--- Given entries ---
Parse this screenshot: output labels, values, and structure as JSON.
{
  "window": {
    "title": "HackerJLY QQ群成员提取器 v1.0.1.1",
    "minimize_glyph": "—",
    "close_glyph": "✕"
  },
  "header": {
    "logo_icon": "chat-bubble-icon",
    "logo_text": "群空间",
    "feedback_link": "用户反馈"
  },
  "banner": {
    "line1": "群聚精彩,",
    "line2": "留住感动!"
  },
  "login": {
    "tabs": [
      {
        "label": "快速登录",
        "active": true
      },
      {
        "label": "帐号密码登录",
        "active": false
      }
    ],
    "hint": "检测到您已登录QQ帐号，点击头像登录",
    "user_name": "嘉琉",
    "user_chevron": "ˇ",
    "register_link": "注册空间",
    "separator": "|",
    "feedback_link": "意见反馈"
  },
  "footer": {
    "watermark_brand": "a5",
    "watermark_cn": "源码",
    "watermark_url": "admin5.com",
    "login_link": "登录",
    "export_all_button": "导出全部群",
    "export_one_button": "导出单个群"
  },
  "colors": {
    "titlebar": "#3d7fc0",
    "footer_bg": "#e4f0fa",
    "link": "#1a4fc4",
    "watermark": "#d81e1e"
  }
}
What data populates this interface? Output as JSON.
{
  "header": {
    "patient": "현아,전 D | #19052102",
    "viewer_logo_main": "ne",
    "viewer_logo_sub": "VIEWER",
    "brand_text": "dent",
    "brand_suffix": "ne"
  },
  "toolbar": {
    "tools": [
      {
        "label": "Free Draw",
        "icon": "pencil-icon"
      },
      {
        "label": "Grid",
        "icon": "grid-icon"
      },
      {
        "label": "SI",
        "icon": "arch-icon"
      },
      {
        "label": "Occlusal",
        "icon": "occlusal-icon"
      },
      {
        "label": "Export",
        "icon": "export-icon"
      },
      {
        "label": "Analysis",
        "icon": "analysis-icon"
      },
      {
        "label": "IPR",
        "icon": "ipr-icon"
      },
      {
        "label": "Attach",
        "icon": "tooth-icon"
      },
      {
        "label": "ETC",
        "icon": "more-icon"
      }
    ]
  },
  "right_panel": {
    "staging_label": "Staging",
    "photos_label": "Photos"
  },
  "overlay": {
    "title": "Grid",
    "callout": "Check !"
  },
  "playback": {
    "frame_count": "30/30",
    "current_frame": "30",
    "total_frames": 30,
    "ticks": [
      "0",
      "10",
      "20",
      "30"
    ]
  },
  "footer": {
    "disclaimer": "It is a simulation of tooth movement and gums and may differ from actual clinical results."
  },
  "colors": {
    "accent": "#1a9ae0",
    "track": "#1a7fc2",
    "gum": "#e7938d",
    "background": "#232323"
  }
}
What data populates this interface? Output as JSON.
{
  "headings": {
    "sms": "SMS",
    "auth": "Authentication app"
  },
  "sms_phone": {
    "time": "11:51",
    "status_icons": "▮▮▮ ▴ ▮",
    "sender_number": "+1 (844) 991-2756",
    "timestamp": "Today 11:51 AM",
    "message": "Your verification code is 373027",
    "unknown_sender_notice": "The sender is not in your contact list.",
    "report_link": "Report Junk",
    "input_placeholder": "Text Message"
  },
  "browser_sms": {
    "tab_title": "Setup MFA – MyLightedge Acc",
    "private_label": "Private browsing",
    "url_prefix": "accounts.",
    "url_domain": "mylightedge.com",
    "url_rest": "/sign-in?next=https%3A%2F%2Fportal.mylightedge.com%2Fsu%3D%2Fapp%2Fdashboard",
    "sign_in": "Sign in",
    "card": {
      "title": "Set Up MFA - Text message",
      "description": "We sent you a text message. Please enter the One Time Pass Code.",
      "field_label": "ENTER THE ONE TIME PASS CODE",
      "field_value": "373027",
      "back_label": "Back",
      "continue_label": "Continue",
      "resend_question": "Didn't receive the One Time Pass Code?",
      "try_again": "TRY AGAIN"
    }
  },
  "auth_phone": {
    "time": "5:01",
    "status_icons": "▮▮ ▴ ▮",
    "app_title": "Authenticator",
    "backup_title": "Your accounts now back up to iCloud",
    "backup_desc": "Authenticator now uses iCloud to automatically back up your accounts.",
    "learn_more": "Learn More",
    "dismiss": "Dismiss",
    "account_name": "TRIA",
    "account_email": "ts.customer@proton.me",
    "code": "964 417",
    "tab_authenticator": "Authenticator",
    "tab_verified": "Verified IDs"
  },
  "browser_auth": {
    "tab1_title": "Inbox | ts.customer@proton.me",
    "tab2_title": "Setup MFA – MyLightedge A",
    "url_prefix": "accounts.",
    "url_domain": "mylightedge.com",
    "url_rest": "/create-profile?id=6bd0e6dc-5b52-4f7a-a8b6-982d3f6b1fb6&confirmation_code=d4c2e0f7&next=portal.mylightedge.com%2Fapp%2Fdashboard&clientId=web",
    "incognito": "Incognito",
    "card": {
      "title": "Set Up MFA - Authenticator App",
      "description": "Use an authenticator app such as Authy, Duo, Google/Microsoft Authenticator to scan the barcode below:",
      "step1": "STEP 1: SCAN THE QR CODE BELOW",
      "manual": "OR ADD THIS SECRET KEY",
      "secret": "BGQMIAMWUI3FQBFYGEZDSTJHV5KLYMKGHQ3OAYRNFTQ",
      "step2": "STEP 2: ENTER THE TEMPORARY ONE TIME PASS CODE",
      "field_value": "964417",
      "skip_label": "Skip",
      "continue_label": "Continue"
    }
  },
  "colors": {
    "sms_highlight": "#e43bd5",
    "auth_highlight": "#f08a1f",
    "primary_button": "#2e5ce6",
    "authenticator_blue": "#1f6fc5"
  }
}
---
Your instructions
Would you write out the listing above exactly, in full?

Result for this task
Parse this screenshot: output labels, values, and structure as JSON.
{
  "window": {
    "title": "HackerJLY QQ群成员提取器 v1.0.1.1",
    "minimize_glyph": "—",
    "close_glyph": "✕"
  },
  "header": {
    "logo_icon": "chat-bubble-icon",
    "logo_text": "群空间",
    "feedback_link": "用户反馈"
  },
  "banner": {
    "line1": "群聚精彩,",
    "line2": "留住感动!"
  },
  "login": {
    "tabs": [
      {
        "label": "快速登录",
        "active": true
      },
      {
        "label": "帐号密码登录",
        "active": false
      }
    ],
    "hint": "检测到您已登录QQ帐号，点击头像登录",
    "user_name": "嘉琉",
    "user_chevron": "ˇ",
    "register_link": "注册空间",
    "separator": "|",
    "feedback_link": "意见反馈"
  },
  "footer": {
    "watermark_brand": "a5",
    "watermark_cn": "源码",
    "watermark_url": "admin5.com",
    "login_link": "登录",
    "export_all_button": "导出全部群",
    "export_one_button": "导出单个群"
  },
  "colors": {
    "titlebar": "#3d7fc0",
    "footer_bg": "#e4f0fa",
    "link": "#1a4fc4",
    "watermark": "#d81e1e"
  }
}
What data populates this interface? Output as JSON.
{
  "header": {
    "patient": "현아,전 D | #19052102",
    "viewer_logo_main": "ne",
    "viewer_logo_sub": "VIEWER",
    "brand_text": "dent",
    "brand_suffix": "ne"
  },
  "toolbar": {
    "tools": [
      {
        "label": "Free Draw",
        "icon": "pencil-icon"
      },
      {
        "label": "Grid",
        "icon": "grid-icon"
      },
      {
        "label": "SI",
        "icon": "arch-icon"
      },
      {
        "label": "Occlusal",
        "icon": "occlusal-icon"
      },
      {
        "label": "Export",
        "icon": "export-icon"
      },
      {
        "label": "Analysis",
        "icon": "analysis-icon"
      },
      {
        "label": "IPR",
        "icon": "ipr-icon"
      },
      {
        "label": "Attach",
        "icon": "tooth-icon"
      },
      {
        "label": "ETC",
        "icon": "more-icon"
      }
    ]
  },
  "right_panel": {
    "staging_label": "Staging",
    "photos_label": "Photos"
  },
  "overlay": {
    "title": "Grid",
    "callout": "Check !"
  },
  "playback": {
    "frame_count": "30/30",
    "current_frame": "30",
    "total_frames": 30,
    "ticks": [
      "0",
      "10",
      "20",
      "30"
    ]
  },
  "footer": {
    "disclaimer": "It is a simulation of tooth movement and gums and may differ from actual clinical results."
  },
  "colors": {
    "accent": "#1a9ae0",
    "track": "#1a7fc2",
    "gum": "#e7938d",
    "background": "#232323"
  }
}
What data populates this interface? Output as JSON.
{
  "headings": {
    "sms": "SMS",
    "auth": "Authentication app"
  },
  "sms_phone": {
    "time": "11:51",
    "status_icons": "▮▮▮ ▴ ▮",
    "sender_number": "+1 (844) 991-2756",
    "timestamp": "Today 11:51 AM",
    "message": "Your verification code is 373027",
    "unknown_sender_notice": "The sender is not in your contact list.",
    "report_link": "Report Junk",
    "input_placeholder": "Text Message"
  },
  "browser_sms": {
    "tab_title": "Setup MFA – MyLightedge Acc",
    "private_label": "Private browsing",
    "url_prefix": "accounts.",
    "url_domain": "mylightedge.com",
    "url_rest": "/sign-in?next=https%3A%2F%2Fportal.mylightedge.com%2Fsu%3D%2Fapp%2Fdashboard",
    "sign_in": "Sign in",
    "card": {
      "title": "Set Up MFA - Text message",
      "description": "We sent you a text message. Please enter the One Time Pass Code.",
      "field_label": "ENTER THE ONE TIME PASS CODE",
      "field_value": "373027",
      "back_label": "Back",
      "continue_label": "Continue",
      "resend_question": "Didn't receive the One Time Pass Code?",
      "try_again": "TRY AGAIN"
    }
  },
  "auth_phone": {
    "time": "5:01",
    "status_icons": "▮▮ ▴ ▮",
    "app_title": "Authenticator",
    "backup_title": "Your accounts now back up to iCloud",
    "backup_desc": "Authenticator now uses iCloud to automatically back up your accounts.",
    "learn_more": "Learn More",
    "dismiss": "Dismiss",
    "account_name": "TRIA",
    "account_email": "ts.customer@proton.me",
    "code": "964 417",
    "tab_authenticator": "Authenticator",
    "tab_verified": "Verified IDs"
  },
  "browser_auth": {
    "tab1_title": "Inbox | ts.customer@proton.me",
    "tab2_title": "Setup MFA – MyLightedge A",
    "url_prefix": "accounts.",
    "url_domain": "mylightedge.com",
    "url_rest": "/create-profile?id=6bd0e6dc-5b52-4f7a-a8b6-982d3f6b1fb6&confirmation_code=d4c2e0f7&next=portal.mylightedge.com%2Fapp%2Fdashboard&clientId=web",
    "incognito": "Incognito",
    "card": {
      "title": "Set Up MFA - Authenticator App",
      "description": "Use an authenticator app such as Authy, Duo, Google/Microsoft Authenticator to scan the barcode below:",
      "step1": "STEP 1: SCAN THE QR CODE BELOW",
      "manual": "OR ADD THIS SECRET KEY",
      "secret": "BGQMIAMWUI3FQBFYGEZDSTJHV5KLYMKGHQ3OAYRNFTQ",
      "step2": "STEP 2: ENTER THE TEMPORARY ONE TIME PASS CODE",
      "field_value": "964417",
      "skip_label": "Skip",
      "continue_label": "Continue"
    }
  },
  "colors": {
    "sms_highlight": "#e43bd5",
    "auth_highlight": "#f08a1f",
    "primary_button": "#2e5ce6",
    "authenticator_blue": "#1f6fc5"
  }
}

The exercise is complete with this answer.